AIM OF THE TASK
Wherever the string "updated" shows up in the records below, return that line.

Stored data entries:
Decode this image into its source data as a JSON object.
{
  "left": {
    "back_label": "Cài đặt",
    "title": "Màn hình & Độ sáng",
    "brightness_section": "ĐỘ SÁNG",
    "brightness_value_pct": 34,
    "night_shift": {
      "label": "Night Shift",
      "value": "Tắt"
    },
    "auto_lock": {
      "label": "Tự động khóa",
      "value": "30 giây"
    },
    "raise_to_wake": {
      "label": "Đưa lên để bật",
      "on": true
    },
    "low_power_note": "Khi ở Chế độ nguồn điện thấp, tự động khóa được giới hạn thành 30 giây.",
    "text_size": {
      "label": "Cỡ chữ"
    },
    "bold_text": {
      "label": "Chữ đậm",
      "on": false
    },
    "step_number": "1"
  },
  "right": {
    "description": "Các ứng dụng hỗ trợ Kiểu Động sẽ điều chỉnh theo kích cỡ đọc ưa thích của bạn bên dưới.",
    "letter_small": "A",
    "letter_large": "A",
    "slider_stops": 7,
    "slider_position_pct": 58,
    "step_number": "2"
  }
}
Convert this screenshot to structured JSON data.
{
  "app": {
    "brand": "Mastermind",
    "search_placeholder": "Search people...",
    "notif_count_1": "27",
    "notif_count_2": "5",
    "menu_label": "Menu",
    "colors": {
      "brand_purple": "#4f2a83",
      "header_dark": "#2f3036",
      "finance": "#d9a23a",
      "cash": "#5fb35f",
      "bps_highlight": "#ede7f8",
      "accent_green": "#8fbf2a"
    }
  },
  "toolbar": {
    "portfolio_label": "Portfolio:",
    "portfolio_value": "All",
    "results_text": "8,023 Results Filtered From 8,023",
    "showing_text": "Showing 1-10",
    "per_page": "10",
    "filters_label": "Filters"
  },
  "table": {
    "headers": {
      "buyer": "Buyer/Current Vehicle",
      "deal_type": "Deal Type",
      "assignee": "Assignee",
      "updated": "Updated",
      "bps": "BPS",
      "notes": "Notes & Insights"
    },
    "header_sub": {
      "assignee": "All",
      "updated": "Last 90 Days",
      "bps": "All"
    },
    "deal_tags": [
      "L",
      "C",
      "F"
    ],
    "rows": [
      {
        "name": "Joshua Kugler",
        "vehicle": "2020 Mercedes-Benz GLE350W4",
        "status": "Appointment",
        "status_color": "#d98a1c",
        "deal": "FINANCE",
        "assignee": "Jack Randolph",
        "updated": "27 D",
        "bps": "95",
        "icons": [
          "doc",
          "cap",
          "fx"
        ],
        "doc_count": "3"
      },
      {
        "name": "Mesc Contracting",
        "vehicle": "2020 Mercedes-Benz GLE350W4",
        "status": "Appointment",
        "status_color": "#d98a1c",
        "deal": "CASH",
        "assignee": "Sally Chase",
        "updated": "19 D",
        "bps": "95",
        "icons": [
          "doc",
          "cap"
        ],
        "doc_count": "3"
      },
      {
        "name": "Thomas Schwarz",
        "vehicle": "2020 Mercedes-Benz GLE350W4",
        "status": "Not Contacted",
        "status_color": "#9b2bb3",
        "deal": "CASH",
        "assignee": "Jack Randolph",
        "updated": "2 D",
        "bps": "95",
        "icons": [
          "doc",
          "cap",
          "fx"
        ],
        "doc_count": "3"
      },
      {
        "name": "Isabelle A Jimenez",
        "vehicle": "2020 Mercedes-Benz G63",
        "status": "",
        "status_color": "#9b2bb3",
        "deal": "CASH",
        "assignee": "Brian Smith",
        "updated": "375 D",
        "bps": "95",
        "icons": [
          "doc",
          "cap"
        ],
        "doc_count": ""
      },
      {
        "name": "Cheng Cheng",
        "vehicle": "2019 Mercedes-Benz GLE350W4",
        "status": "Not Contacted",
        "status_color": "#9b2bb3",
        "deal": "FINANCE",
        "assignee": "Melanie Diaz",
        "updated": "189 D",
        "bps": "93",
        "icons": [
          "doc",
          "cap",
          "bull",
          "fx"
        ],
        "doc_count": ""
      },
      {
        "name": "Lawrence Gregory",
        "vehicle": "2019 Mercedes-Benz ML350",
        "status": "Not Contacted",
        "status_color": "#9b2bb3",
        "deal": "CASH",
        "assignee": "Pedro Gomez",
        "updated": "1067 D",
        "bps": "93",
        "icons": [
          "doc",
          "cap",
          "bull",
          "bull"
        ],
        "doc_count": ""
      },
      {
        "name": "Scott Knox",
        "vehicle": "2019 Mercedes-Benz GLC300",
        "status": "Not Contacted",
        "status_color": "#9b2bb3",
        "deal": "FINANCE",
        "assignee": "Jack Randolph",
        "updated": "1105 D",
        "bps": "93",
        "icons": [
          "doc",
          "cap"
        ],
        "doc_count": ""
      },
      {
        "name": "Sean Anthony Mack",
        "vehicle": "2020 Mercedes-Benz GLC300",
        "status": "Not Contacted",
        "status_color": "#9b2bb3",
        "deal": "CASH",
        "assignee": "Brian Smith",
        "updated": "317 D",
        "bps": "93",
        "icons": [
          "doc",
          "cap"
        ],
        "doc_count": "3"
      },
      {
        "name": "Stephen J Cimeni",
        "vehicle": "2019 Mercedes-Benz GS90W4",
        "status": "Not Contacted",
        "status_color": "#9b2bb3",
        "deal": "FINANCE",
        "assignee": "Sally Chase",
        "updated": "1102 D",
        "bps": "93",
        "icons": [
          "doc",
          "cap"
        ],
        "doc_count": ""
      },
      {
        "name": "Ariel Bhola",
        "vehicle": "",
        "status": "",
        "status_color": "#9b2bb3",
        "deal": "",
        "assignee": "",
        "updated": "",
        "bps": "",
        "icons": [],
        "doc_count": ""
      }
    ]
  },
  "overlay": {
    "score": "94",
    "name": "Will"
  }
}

SOLUTION
      "updated": "Updated",
      "updated": "Last 90 Days",
        "updated": "27 D",
        "updated": "19 D",
        "updated": "2 D",
        "updated": "375 D",
        "updated": "189 D",
        "updated": "1067 D",
        "updated": "1105 D",
        "updated": "317 D",
        "updated": "1102 D",
        "updated": "",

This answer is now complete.